How nature has shaped and sculpted these fiery rocks will be of interest to anyone visiting Little Finland. Although the stories vary in depth and detail, the basic scheme is the same. The popular theory is that these whimsical rocks were formed during the Jurassic period. It was between 150 and 200 million years ago. The sandstone rocks that were in this area were then supposed to be covered with bands and bands of sand dunes. Over time, the combination of sandstone rocks, overlying sand dunes, and groundwater would cause a slow but steady process of solidification that resulted in the formation of rocks that were now uplifted and uplifted.

Since these rocks were not uniformly solidified, the subsequent effect of the elements: high winds and flash floods, would erode the rock formations unevenly. As a result, this has resulted in the distinctive ruggedness that Little Finland is known for. The presidential proclamation that set aside the Gold Butte National Monument – in which Little Finland sits – described it as “the product of millions of years of heat and pressure as well as the erosive forces of the water and wind”.

Related: How Mushroom State Park Was Formed (and Why You Should Visit)

Little Finland: what you need to know before visiting
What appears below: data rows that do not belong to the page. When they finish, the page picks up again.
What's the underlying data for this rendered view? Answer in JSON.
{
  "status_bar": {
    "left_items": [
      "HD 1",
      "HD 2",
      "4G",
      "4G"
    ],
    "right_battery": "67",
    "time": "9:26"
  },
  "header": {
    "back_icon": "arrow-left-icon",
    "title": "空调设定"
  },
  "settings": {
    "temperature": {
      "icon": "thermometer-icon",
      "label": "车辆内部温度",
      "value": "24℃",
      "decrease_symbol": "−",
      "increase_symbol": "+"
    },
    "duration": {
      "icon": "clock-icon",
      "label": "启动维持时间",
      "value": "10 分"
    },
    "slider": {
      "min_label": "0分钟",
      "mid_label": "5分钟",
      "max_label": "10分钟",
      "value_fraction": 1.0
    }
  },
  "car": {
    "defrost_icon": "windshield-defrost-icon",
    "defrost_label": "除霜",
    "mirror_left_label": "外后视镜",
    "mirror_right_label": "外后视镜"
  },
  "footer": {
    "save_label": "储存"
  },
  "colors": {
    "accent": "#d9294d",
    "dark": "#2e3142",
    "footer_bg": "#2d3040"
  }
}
Unlike many attractions which are usually crowded, Little Finland sees few visitors. Therefore, for those who like to have a place to themselves, Little Finland will be a nice place. It is accessible from I-15 via exit 112 towards Riverside Town. In Riverside Town, take Riverside Road before turning onto Gold Butte Road just after a conspicuous bridge over the Virgin River. From Gold Butte Road, turn onto Mud Wash Road at an intersection that many people tend to miss. Drive on Mud Wash Road for about 3 miles before turning right on Little Finland Road, where a drive of about a mile will reveal the spectacular rock formations.
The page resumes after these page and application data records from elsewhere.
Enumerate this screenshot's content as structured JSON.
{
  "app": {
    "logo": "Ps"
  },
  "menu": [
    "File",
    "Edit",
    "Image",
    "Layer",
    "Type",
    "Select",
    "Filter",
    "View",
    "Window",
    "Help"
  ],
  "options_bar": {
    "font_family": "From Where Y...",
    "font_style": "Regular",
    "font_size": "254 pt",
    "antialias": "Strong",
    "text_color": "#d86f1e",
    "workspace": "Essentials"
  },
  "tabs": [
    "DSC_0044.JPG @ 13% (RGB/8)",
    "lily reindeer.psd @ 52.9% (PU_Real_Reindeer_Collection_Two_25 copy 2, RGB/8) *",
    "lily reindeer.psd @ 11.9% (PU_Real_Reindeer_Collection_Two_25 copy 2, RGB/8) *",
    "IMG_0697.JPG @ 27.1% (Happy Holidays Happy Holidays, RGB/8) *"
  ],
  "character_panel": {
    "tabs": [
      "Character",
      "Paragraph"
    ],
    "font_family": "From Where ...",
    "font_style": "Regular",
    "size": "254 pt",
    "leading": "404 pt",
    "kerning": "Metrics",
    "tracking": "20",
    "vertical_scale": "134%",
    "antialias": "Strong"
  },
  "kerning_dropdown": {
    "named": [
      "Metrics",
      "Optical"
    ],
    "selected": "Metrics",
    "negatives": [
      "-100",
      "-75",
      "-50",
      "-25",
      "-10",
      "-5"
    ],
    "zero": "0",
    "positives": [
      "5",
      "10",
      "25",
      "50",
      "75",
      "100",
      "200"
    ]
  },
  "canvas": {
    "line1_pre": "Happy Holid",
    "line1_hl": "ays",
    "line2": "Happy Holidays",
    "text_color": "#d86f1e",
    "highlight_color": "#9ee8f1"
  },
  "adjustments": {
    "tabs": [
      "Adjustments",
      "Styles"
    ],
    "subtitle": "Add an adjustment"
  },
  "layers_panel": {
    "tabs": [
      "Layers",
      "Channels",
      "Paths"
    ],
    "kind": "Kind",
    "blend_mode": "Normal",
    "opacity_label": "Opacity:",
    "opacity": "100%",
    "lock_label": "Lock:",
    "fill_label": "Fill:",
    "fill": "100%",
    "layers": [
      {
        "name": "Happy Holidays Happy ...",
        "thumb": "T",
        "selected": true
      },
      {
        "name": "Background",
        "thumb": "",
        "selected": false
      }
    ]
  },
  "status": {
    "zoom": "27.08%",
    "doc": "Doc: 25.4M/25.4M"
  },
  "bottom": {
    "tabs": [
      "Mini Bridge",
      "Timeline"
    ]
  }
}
  • How far is Little Finland from Las Vegas? Little Finland is 170 km from Sin City.

And when you travel to Little Finland, it’s crucial to remember that it’s in the Mojave Desert. Therefore, some snacks and water will be needed. Finally, a vehicle, probably an SUV, with sufficient ground clearance is recommended. And a puncture or two along the way shouldn’t come as a big surprise. Reaching Little Finland is difficult. But in the end, the views will more than make up for it.